Exercise objective: Reprint the whole of the data exactly.
++++
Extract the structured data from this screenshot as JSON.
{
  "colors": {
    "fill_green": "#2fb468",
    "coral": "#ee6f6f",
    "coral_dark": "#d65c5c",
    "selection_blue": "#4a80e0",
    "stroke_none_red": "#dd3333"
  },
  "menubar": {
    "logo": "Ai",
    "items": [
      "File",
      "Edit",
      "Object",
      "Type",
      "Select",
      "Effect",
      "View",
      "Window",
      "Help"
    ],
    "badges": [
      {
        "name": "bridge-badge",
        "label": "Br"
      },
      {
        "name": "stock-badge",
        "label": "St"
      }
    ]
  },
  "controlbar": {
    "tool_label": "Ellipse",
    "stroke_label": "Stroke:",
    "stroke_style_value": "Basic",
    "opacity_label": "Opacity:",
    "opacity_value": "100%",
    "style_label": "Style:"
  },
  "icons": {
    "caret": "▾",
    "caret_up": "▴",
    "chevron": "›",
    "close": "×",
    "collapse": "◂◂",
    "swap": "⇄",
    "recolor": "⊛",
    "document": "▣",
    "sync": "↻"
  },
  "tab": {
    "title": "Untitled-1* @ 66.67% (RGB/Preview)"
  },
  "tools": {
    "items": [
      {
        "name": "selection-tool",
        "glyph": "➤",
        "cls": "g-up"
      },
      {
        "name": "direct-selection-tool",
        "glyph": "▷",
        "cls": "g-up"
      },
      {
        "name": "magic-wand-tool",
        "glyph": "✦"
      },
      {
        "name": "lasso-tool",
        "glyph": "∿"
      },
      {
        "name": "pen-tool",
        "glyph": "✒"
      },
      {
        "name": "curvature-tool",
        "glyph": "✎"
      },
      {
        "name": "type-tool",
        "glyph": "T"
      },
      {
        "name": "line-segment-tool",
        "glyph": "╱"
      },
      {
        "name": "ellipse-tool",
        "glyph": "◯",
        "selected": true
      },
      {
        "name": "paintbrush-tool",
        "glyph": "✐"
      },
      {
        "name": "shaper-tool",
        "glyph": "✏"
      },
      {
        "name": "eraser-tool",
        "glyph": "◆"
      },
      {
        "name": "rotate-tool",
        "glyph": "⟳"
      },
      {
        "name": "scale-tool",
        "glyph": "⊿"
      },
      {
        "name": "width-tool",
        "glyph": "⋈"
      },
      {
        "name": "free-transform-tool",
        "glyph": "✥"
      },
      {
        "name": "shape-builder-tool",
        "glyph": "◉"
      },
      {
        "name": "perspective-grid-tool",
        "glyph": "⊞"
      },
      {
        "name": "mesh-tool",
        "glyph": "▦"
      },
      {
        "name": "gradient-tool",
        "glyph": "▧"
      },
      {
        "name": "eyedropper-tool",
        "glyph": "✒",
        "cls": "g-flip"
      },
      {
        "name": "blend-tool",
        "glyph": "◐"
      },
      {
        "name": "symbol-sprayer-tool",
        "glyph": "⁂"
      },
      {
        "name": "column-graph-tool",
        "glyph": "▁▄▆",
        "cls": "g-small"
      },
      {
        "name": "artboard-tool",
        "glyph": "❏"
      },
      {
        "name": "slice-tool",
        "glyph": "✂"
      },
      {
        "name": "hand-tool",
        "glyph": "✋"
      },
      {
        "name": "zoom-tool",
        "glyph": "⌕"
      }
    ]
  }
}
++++
Response to this exercise:
Extract the structured data from this screenshot as JSON.
{
  "colors": {
    "fill_green": "#2fb468",
    "coral": "#ee6f6f",
    "coral_dark": "#d65c5c",
    "selection_blue": "#4a80e0",
    "stroke_none_red": "#dd3333"
  },
  "menubar": {
    "logo": "Ai",
    "items": [
      "File",
      "Edit",
      "Object",
      "Type",
      "Select",
      "Effect",
      "View",
      "Window",
      "Help"
    ],
    "badges": [
      {
        "name": "bridge-badge",
        "label": "Br"
      },
      {
        "name": "stock-badge",
        "label": "St"
      }
    ]
  },
  "controlbar": {
    "tool_label": "Ellipse",
    "stroke_label": "Stroke:",
    "stroke_style_value": "Basic",
    "opacity_label": "Opacity:",
    "opacity_value": "100%",
    "style_label": "Style:"
  },
  "icons": {
    "caret": "▾",
    "caret_up": "▴",
    "chevron": "›",
    "close": "×",
    "collapse": "◂◂",
    "swap": "⇄",
    "recolor": "⊛",
    "document": "▣",
    "sync": "↻"
  },
  "tab": {
    "title": "Untitled-1* @ 66.67% (RGB/Preview)"
  },
  "tools": {
    "items": [
      {
        "name": "selection-tool",
        "glyph": "➤",
        "cls": "g-up"
      },
      {
        "name": "direct-selection-tool",
        "glyph": "▷",
        "cls": "g-up"
      },
      {
        "name": "magic-wand-tool",
        "glyph": "✦"
      },
      {
        "name": "lasso-tool",
        "glyph": "∿"
      },
      {
        "name": "pen-tool",
        "glyph": "✒"
      },
      {
        "name": "curvature-tool",
        "glyph": "✎"
      },
      {
        "name": "type-tool",
        "glyph": "T"
      },
      {
        "name": "line-segment-tool",
        "glyph": "╱"
      },
      {
        "name": "ellipse-tool",
        "glyph": "◯",
        "selected": true
      },
      {
        "name": "paintbrush-tool",
        "glyph": "✐"
      },
      {
        "name": "shaper-tool",
        "glyph": "✏"
      },
      {
        "name": "eraser-tool",
        "glyph": "◆"
      },
      {
        "name": "rotate-tool",
        "glyph": "⟳"
      },
      {
        "name": "scale-tool",
        "glyph": "⊿"
      },
      {
        "name": "width-tool",
        "glyph": "⋈"
      },
      {
        "name": "free-transform-tool",
        "glyph": "✥"
      },
      {
        "name": "shape-builder-tool",
        "glyph": "◉"
      },
      {
        "name": "perspective-grid-tool",
        "glyph": "⊞"
      },
      {
        "name": "mesh-tool",
        "glyph": "▦"
      },
      {
        "name": "gradient-tool",
        "glyph": "▧"
      },
      {
        "name": "eyedropper-tool",
        "glyph": "✒",
        "cls": "g-flip"
      },
      {
        "name": "blend-tool",
        "glyph": "◐"
      },
      {
        "name": "symbol-sprayer-tool",
        "glyph": "⁂"
      },
      {
        "name": "column-graph-tool",
        "glyph": "▁▄▆",
        "cls": "g-small"
      },
      {
        "name": "artboard-tool",
        "glyph": "❏"
      },
      {
        "name": "slice-tool",
        "glyph": "✂"
      },
      {
        "name": "hand-tool",
        "glyph": "✋"
      },
      {
        "name": "zoom-tool",
        "glyph": "⌕"
      }
    ]
  }
}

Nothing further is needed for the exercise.